All entries should be output exactly as they stand.

• _ENTRIES PROVIDED_
********

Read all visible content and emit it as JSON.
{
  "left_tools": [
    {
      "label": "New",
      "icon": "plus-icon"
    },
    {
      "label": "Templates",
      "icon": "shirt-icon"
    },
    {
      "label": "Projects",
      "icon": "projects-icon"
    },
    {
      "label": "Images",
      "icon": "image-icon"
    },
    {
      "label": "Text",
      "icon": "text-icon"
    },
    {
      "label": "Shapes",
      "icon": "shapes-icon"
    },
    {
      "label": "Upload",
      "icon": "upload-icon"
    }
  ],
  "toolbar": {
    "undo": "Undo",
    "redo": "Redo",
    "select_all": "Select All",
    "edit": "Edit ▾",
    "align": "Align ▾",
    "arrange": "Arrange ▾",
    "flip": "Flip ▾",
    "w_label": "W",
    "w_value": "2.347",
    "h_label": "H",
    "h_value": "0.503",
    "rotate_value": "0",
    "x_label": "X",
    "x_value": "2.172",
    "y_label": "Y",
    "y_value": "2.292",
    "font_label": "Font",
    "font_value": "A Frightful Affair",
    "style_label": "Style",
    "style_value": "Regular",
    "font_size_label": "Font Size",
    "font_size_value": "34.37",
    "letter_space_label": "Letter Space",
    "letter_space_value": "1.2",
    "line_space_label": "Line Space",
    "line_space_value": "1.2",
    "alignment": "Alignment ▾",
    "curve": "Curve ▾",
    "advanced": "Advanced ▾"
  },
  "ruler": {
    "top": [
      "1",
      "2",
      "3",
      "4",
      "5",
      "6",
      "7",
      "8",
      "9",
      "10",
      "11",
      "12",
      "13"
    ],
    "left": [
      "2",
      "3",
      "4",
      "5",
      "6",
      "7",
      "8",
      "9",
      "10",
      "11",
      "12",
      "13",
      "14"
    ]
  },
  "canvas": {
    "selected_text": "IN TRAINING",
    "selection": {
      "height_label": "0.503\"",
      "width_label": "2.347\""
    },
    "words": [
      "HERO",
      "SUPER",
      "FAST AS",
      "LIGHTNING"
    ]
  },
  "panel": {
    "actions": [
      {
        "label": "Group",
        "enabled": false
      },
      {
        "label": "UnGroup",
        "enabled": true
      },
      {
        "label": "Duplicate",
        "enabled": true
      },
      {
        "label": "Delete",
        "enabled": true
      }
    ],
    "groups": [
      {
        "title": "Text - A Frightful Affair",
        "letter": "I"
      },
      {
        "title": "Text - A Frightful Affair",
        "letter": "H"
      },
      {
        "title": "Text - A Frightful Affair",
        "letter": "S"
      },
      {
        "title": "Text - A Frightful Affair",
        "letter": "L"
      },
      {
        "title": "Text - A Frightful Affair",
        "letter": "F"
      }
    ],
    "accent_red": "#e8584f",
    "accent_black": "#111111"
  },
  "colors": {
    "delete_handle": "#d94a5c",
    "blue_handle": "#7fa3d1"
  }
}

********

• _REPLY_
Read all visible content and emit it as JSON.
{
  "left_tools": [
    {
      "label": "New",
      "icon": "plus-icon"
    },
    {
      "label": "Templates",
      "icon": "shirt-icon"
    },
    {
      "label": "Projects",
      "icon": "projects-icon"
    },
    {
      "label": "Images",
      "icon": "image-icon"
    },
    {
      "label": "Text",
      "icon": "text-icon"
    },
    {
      "label": "Shapes",
      "icon": "shapes-icon"
    },
    {
      "label": "Upload",
      "icon": "upload-icon"
    }
  ],
  "toolbar": {
    "undo": "Undo",
    "redo": "Redo",
    "select_all": "Select All",
    "edit": "Edit ▾",
    "align": "Align ▾",
    "arrange": "Arrange ▾",
    "flip": "Flip ▾",
    "w_label": "W",
    "w_value": "2.347",
    "h_label": "H",
    "h_value": "0.503",
    "rotate_value": "0",
    "x_label": "X",
    "x_value": "2.172",
    "y_label": "Y",
    "y_value": "2.292",
    "font_label": "Font",
    "font_value": "A Frightful Affair",
    "style_label": "Style",
    "style_value": "Regular",
    "font_size_label": "Font Size",
    "font_size_value": "34.37",
    "letter_space_label": "Letter Space",
    "letter_space_value": "1.2",
    "line_space_label": "Line Space",
    "line_space_value": "1.2",
    "alignment": "Alignment ▾",
    "curve": "Curve ▾",
    "advanced": "Advanced ▾"
  },
  "ruler": {
    "top": [
      "1",
      "2",
      "3",
      "4",
      "5",
      "6",
      "7",
      "8",
      "9",
      "10",
      "11",
      "12",
      "13"
    ],
    "left": [
      "2",
      "3",
      "4",
      "5",
      "6",
      "7",
      "8",
      "9",
      "10",
      "11",
      "12",
      "13",
      "14"
    ]
  },
  "canvas": {
    "selected_text": "IN TRAINING",
    "selection": {
      "height_label": "0.503\"",
      "width_label": "2.347\""
    },
    "words": [
      "HERO",
      "SUPER",
      "FAST AS",
      "LIGHTNING"
    ]
  },
  "panel": {
    "actions": [
      {
        "label": "Group",
        "enabled": false
      },
      {
        "label": "UnGroup",
        "enabled": true
      },
      {
        "label": "Duplicate",
        "enabled": true
      },
      {
        "label": "Delete",
        "enabled": true
      }
    ],
    "groups": [
      {
        "title": "Text - A Frightful Affair",
        "letter": "I"
      },
      {
        "title": "Text - A Frightful Affair",
        "letter": "H"
      },
      {
        "title": "Text - A Frightful Affair",
        "letter": "S"
      },
      {
        "title": "Text - A Frightful Affair",
        "letter": "L"
      },
      {
        "title": "Text - A Frightful Affair",
        "letter": "F"
      }
    ],
    "accent_red": "#e8584f",
    "accent_black": "#111111"
  },
  "colors": {
    "delete_handle": "#d94a5c",
    "blue_handle": "#7fa3d1"
  }
}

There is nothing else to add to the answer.